* [Problem requirements]: The response must contain each line of the material that holds "title".

* [Provided material]:
=== Begin Enclosure ===
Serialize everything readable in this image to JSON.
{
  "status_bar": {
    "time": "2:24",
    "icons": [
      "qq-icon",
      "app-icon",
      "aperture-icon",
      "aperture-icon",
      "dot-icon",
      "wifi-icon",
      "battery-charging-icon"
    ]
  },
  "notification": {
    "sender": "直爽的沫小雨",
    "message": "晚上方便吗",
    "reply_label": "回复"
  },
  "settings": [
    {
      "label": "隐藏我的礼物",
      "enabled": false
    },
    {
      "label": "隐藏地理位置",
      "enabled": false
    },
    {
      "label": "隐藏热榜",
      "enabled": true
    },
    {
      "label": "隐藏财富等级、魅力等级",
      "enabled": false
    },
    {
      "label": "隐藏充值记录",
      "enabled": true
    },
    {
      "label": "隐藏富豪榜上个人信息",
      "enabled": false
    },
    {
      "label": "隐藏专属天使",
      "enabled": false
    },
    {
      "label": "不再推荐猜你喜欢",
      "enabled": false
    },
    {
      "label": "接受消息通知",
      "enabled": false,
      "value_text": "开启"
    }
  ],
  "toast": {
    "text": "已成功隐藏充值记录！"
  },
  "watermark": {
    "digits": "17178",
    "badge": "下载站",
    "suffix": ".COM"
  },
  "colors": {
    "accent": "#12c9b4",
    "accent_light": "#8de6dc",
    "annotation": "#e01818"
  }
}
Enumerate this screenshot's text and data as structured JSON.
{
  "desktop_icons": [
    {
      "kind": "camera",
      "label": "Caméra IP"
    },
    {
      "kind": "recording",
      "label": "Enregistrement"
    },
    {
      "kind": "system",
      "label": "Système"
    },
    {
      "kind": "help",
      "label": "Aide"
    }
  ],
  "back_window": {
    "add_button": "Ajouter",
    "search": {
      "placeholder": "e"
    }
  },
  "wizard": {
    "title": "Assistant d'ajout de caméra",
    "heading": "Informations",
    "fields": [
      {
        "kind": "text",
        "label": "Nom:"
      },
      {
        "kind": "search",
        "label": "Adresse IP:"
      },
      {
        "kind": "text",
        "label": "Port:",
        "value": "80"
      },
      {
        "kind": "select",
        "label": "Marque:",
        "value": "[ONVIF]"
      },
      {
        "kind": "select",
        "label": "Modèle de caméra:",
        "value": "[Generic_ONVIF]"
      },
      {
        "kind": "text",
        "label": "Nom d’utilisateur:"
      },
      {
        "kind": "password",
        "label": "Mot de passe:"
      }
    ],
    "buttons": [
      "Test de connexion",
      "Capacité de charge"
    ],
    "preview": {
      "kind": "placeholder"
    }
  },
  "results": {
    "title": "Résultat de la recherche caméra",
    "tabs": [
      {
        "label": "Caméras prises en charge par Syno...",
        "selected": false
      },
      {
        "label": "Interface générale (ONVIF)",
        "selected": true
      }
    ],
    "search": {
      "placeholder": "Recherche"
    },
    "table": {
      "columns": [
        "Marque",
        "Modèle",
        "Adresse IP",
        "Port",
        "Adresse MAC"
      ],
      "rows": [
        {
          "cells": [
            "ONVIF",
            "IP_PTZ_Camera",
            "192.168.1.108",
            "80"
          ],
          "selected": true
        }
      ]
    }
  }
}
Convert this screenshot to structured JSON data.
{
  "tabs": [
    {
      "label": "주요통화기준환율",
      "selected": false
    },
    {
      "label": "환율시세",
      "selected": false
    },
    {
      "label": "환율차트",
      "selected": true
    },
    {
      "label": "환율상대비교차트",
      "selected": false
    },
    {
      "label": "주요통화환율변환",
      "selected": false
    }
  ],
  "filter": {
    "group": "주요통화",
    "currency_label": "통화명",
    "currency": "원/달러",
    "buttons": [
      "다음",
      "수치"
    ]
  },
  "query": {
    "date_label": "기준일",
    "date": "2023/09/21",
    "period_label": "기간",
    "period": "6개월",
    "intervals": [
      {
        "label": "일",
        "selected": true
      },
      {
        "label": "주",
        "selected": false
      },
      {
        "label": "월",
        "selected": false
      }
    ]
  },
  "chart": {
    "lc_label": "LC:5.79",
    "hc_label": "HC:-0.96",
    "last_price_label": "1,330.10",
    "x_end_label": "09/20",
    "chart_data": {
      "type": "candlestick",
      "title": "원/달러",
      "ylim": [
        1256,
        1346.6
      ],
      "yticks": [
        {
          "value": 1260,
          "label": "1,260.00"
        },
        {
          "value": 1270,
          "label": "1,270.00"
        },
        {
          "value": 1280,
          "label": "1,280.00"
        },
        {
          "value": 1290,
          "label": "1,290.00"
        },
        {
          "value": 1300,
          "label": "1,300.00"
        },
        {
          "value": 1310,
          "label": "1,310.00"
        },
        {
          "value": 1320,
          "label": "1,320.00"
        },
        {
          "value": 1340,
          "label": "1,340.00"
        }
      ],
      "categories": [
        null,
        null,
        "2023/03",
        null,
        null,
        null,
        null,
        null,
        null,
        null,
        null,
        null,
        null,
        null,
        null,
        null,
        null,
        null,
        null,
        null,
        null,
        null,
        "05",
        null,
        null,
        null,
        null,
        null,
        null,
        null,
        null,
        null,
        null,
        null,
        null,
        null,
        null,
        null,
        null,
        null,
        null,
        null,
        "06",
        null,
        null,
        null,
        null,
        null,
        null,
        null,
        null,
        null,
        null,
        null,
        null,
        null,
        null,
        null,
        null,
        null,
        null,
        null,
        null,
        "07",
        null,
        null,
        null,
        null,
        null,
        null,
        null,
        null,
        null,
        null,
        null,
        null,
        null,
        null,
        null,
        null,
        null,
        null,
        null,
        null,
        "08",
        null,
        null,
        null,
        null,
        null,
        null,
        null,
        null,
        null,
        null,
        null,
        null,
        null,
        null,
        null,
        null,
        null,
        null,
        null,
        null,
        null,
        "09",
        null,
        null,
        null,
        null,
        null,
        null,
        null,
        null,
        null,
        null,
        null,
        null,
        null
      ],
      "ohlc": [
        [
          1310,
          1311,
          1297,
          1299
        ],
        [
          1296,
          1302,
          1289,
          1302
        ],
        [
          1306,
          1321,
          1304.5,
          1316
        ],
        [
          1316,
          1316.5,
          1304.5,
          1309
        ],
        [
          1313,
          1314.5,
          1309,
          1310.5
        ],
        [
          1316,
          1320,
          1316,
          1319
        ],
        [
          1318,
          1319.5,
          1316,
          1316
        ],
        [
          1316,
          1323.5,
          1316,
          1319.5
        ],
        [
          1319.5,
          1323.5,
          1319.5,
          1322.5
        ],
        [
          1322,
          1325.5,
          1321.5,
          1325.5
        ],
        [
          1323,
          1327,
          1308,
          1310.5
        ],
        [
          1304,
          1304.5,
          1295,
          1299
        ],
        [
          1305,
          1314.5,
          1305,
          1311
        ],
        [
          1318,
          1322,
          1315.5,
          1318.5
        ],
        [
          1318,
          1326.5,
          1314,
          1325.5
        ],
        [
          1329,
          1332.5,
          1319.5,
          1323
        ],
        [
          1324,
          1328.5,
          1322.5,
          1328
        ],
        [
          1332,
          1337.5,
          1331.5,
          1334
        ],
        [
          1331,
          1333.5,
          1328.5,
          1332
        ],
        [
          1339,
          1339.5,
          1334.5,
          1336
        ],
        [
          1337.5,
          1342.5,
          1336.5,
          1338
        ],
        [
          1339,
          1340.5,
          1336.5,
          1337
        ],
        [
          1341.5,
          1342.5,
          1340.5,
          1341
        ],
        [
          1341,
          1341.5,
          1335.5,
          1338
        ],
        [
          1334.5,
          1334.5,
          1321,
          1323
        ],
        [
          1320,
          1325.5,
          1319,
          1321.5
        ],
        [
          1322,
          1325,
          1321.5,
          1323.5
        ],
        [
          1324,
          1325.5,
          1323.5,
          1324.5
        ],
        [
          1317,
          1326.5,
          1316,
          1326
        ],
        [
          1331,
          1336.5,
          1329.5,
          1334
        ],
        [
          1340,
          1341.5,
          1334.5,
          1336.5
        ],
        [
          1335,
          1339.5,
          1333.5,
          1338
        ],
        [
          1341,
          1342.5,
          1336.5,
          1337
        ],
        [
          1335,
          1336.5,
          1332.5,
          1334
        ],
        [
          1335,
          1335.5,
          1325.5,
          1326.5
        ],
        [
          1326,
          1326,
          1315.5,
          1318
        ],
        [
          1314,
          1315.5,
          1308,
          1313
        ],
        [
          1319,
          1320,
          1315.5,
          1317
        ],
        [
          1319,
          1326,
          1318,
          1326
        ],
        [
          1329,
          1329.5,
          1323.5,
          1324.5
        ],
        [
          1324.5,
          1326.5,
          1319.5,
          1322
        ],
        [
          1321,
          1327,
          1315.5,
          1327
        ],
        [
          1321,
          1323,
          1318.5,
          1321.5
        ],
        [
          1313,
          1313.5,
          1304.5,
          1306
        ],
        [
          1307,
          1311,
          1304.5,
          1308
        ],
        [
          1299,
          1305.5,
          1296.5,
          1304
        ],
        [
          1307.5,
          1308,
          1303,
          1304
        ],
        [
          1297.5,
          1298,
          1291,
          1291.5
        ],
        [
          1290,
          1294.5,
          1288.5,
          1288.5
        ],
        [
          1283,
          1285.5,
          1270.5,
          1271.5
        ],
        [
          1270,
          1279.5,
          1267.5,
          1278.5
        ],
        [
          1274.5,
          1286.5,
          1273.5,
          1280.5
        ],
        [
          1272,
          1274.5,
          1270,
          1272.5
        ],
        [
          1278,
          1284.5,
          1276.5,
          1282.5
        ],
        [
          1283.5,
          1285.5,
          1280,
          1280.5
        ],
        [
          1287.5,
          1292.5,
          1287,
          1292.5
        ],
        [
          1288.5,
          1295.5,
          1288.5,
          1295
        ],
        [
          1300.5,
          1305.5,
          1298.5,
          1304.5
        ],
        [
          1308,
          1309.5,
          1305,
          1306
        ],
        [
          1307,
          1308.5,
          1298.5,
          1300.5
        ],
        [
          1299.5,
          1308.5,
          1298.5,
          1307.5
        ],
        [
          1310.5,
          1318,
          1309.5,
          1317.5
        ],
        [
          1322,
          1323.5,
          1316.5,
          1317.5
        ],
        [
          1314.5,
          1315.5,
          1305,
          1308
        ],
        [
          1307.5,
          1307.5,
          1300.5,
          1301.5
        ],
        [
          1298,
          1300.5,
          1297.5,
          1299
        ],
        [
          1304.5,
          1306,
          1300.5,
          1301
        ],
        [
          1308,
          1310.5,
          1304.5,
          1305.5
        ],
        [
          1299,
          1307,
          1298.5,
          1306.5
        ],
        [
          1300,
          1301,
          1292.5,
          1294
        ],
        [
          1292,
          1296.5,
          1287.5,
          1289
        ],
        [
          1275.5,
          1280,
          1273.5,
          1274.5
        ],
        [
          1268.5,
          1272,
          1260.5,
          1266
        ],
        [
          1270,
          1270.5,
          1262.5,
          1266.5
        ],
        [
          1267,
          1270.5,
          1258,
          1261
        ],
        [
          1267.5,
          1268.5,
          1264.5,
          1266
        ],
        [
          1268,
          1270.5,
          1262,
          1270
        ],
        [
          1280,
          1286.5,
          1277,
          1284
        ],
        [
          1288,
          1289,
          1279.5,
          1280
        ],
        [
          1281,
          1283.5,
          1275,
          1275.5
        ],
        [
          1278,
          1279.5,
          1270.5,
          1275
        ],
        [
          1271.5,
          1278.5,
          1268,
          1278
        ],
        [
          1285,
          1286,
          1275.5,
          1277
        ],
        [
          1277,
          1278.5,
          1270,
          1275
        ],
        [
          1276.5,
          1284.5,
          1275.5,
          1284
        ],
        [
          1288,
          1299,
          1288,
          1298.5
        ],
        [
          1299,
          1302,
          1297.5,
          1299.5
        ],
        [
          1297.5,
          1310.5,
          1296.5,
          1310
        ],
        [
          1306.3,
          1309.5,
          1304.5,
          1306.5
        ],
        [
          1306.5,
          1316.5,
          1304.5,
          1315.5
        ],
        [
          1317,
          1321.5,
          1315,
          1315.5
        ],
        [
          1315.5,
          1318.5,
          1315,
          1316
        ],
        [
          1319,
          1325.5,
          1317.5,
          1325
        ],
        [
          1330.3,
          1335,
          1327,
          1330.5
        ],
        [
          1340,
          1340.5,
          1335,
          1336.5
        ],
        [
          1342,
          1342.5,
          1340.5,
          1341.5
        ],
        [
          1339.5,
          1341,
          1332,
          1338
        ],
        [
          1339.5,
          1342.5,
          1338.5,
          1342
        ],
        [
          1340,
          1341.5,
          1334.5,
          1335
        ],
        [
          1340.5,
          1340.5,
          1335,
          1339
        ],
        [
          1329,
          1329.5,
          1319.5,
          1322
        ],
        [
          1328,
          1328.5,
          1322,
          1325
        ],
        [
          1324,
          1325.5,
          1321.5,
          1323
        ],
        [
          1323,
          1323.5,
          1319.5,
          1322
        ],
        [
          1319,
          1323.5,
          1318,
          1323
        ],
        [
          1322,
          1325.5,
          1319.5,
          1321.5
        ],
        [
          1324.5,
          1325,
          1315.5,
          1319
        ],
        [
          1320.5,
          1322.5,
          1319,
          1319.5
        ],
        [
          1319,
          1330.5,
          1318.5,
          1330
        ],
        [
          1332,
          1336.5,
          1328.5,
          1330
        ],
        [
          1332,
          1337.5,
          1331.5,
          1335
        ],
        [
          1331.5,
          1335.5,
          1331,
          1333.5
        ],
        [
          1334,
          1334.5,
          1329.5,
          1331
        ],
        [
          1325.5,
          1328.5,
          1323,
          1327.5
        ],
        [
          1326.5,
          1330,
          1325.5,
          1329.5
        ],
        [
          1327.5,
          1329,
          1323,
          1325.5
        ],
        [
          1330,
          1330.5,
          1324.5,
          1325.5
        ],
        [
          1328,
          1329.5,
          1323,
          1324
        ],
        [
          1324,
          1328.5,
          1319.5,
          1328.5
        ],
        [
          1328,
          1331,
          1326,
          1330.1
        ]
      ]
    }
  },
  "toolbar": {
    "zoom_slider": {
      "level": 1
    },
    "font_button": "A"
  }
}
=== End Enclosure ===
* [Result of the exercise]:
    "title": "Assistant d'ajout de caméra",
    "title": "Résultat de la recherche caméra",
      "title": "원/달러",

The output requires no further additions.